Addressing a rally last weekend, former president Donald Trump presented himself as the victim of racist prosecutors. “These prosecutors are vicious, horrible people. They’re racists and they’re very sick. They’re mentally sick,” he bellowed. “If these radical, vicious, racist prosecutors do anything wrong or illegal,” Trump said, “I hope we are going to have in this country the biggest protest we have ever had in Washington, D.C., in New York, in Atlanta, and elsewhere. Because our country and our elections are corrupt.”
Yesterday, his largest adult son, Eric, took up the refrain with a slightly classier spin, filing suit against New York Attorney General Letitia James for what he called her “third world” conduct.
If you still need a decoder ring, the Trumps habitually attack whomever is prosecuting them as corrupt, but the alleged corruption is usually cast as either akin to Russia (i.e., second world) or embodying the corruption of American institutions Trump frequently alleges. Eric’s “third world” epithet is a specific reminder that the prosecutors in New York are Black and therefore lack the standing to charge his upstanding family with crimes.
In reality, the Trump Organization is not the victim of racist prosecutors.

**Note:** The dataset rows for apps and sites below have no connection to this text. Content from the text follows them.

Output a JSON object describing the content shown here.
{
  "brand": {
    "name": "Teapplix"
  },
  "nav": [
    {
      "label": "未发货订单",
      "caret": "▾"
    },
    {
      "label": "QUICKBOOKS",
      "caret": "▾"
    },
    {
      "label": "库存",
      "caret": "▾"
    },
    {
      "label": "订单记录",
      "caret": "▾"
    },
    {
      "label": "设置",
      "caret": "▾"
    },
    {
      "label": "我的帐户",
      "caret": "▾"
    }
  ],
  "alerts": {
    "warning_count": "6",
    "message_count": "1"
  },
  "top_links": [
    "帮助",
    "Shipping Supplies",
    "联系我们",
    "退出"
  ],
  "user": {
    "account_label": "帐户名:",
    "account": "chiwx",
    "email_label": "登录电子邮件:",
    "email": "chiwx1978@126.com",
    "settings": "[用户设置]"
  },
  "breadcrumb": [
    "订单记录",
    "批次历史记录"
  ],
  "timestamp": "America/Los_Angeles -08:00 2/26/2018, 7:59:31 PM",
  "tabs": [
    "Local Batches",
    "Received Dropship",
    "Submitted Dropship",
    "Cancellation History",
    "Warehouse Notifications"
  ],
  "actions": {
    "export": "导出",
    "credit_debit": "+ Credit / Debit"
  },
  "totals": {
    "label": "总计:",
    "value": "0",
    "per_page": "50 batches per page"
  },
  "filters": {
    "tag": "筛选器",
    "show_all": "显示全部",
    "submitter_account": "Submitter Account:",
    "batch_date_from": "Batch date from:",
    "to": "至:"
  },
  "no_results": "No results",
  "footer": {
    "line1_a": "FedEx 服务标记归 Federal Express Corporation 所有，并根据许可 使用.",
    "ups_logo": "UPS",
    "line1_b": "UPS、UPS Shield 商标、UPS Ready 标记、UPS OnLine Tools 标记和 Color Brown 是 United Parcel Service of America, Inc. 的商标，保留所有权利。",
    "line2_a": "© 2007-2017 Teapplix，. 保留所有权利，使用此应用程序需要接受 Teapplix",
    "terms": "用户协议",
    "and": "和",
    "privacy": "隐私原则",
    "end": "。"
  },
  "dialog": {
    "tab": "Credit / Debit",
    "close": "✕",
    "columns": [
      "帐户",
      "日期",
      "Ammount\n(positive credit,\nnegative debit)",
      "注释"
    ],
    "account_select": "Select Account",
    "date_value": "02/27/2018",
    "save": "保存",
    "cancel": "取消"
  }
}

The firm is being investigated because it committed an exhaustively documented series of fraudulent acts. I happen to think the correct vernacular for its business model is stealing, though our political culture tends to reserve that word for acts like lifting money out of a cash register, while employing more delicate terms for the illegal methods rich people use to take money that isn’t theirs.
The best defense you could make of the Trump Organization would be that lots of other wealthy people engage in crime too, and Trump is only being singled out because his fame inspired reporters to go out and prove what a huge crook he is. Whatever the merits of that argument, though, it’s a far cry from Trump being the victim of racism.
Indeed, the sheer outrageousness of this claim might be easier for conservatives to grasp if they imagine the situation reversed. Suppose a Black man had spent years committing a string of crimes and claimed without any basis that prosecutors were racist, and then tried to whip up street protests against the prosecutors. Conservatives would have a meltdown of biblical proportions, even if this person was just a regular civilian and not the once and potentially future president of the United States.
Conservatives spend an inordinate amount of time denouncing promiscuous accusations of racism. Racism is a gigantic problem in American life. The use of specious charges of racism to shut down debate is a much smaller yet still important problem. Finding sane approaches to identify racism, without allowing shaky charges of racism to become a cudgel against legitimate debate, is a difficult proposition.
One fascinating aspect of the current era is that this problem has come to a head during an era dominated by Donald Trump, a figure who manages to combine the worst aspects of both problems. Trump of course is very famously a gigantic racist. But he is also in the habit of flinging unfounded charges of racism as a cover for his own misconduct. His ability to combine the worst aspects of racism with the worst aspects of political correctness is a unique achievement.